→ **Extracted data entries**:
※
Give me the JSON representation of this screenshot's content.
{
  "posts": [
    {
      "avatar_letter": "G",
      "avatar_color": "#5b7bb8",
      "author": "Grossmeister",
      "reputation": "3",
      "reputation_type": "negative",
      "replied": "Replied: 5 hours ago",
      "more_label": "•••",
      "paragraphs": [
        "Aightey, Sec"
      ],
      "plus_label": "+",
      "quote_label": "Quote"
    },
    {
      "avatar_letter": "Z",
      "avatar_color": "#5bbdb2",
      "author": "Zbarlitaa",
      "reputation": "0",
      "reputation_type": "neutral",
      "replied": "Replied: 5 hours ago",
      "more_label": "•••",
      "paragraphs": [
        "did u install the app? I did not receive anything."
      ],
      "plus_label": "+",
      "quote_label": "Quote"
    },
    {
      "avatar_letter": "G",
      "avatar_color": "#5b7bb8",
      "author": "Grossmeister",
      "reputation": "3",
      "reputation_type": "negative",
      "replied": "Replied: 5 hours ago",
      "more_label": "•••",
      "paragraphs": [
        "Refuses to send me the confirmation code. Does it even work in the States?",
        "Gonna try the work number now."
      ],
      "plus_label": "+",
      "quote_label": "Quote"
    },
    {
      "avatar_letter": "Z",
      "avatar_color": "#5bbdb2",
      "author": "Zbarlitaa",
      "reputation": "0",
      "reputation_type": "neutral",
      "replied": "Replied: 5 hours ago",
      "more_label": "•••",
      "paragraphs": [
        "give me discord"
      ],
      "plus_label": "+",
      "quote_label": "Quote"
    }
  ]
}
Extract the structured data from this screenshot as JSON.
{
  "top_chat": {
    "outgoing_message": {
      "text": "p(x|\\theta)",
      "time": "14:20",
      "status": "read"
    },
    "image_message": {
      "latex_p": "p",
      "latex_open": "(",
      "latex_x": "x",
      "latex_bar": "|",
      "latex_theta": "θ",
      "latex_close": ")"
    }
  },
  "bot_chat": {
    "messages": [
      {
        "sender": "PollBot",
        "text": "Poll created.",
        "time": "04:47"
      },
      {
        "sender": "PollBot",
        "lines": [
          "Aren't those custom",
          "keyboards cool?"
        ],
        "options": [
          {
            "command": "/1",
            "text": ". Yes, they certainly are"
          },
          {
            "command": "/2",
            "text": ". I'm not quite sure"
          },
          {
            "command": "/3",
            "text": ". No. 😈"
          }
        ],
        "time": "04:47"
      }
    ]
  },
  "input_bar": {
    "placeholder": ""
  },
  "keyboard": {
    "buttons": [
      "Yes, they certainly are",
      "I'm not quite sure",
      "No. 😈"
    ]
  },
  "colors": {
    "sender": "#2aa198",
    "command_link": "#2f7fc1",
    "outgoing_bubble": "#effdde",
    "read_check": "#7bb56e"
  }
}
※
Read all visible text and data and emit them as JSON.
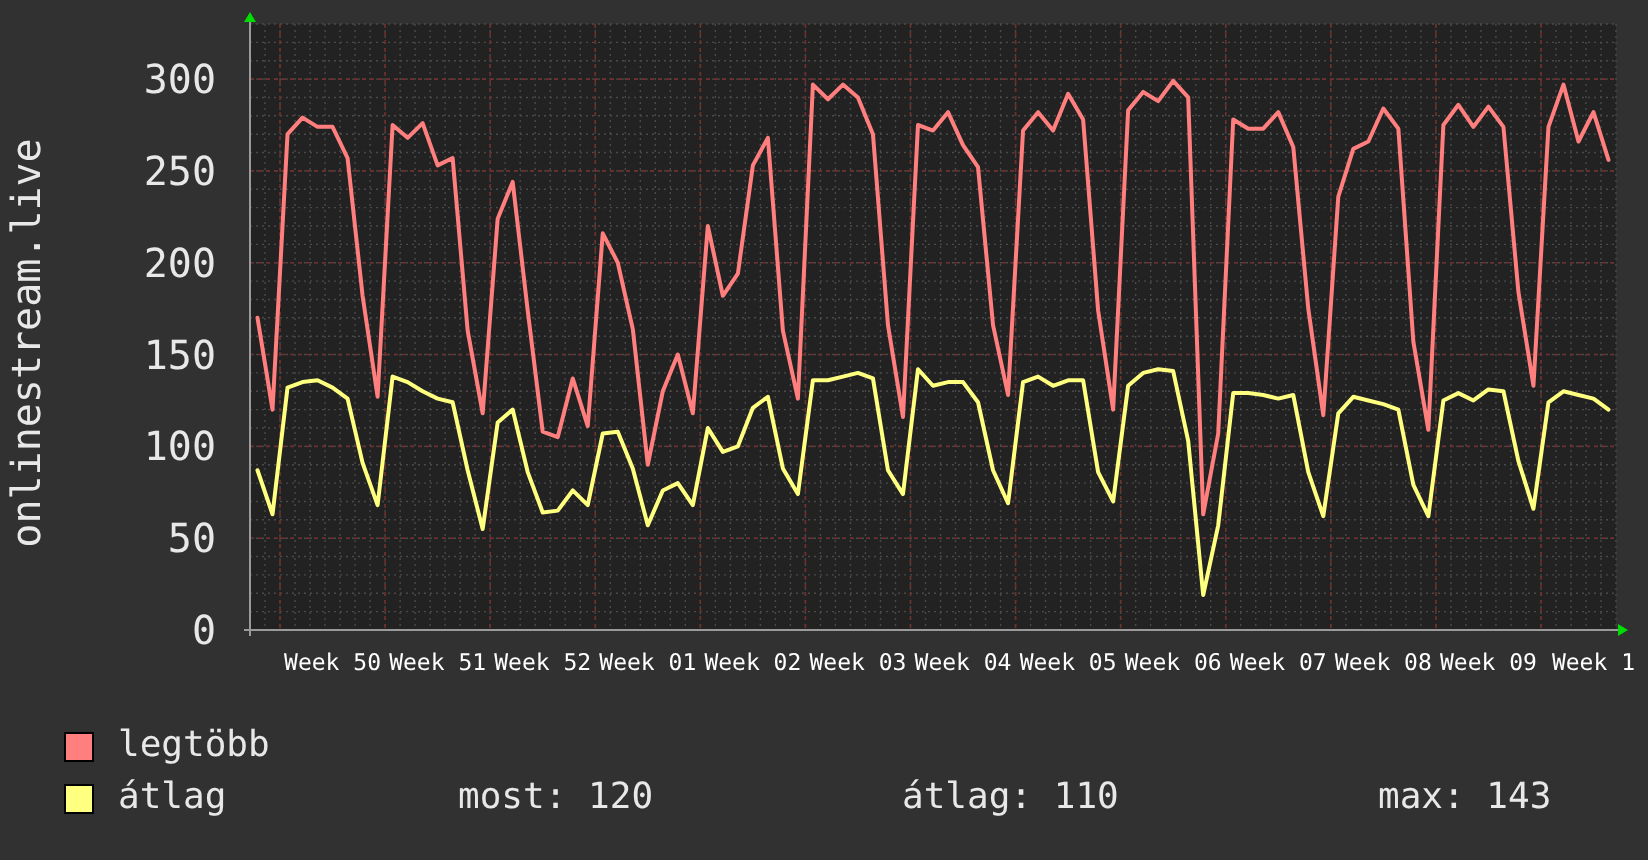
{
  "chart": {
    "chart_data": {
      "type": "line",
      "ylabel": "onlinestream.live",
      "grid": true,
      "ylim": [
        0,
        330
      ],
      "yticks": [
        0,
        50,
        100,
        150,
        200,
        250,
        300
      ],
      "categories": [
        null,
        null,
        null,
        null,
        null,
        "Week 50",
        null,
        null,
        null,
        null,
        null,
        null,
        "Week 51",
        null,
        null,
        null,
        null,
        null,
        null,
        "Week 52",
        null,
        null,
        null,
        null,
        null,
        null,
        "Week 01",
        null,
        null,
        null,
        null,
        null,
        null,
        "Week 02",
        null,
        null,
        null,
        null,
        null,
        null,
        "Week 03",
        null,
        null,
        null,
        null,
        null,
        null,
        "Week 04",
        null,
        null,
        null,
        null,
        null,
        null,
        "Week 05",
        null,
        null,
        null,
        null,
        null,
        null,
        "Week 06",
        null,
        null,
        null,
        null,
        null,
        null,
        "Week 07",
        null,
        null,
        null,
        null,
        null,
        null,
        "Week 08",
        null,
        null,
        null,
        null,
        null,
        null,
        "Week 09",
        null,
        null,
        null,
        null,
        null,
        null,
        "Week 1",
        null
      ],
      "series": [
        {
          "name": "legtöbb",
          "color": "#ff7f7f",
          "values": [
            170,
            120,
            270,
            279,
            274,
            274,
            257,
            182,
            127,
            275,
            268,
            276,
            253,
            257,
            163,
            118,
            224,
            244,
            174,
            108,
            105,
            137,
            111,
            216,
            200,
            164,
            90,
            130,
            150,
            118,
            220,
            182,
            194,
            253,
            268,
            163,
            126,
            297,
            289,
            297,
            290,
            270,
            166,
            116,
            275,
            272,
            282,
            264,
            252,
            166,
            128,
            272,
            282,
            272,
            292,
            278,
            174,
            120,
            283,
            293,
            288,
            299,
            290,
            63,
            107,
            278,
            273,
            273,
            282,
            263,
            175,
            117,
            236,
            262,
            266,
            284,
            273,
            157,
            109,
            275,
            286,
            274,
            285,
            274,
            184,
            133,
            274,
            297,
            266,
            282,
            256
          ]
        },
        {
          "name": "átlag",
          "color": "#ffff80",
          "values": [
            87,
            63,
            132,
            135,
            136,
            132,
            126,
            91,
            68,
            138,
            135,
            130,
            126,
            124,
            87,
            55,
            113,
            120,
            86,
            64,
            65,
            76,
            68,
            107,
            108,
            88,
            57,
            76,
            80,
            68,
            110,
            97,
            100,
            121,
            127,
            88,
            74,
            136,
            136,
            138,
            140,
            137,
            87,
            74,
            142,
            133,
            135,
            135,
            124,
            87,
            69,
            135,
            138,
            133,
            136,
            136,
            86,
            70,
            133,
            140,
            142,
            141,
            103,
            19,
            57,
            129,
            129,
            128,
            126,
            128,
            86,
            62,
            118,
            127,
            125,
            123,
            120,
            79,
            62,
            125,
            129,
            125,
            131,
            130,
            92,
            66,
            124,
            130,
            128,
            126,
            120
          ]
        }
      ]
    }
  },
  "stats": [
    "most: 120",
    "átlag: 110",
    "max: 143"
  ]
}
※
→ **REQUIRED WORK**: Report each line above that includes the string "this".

→ **REPLY**:
Give me the JSON representation of this screenshot's content.
Extract the structured data from this screenshot as JSON.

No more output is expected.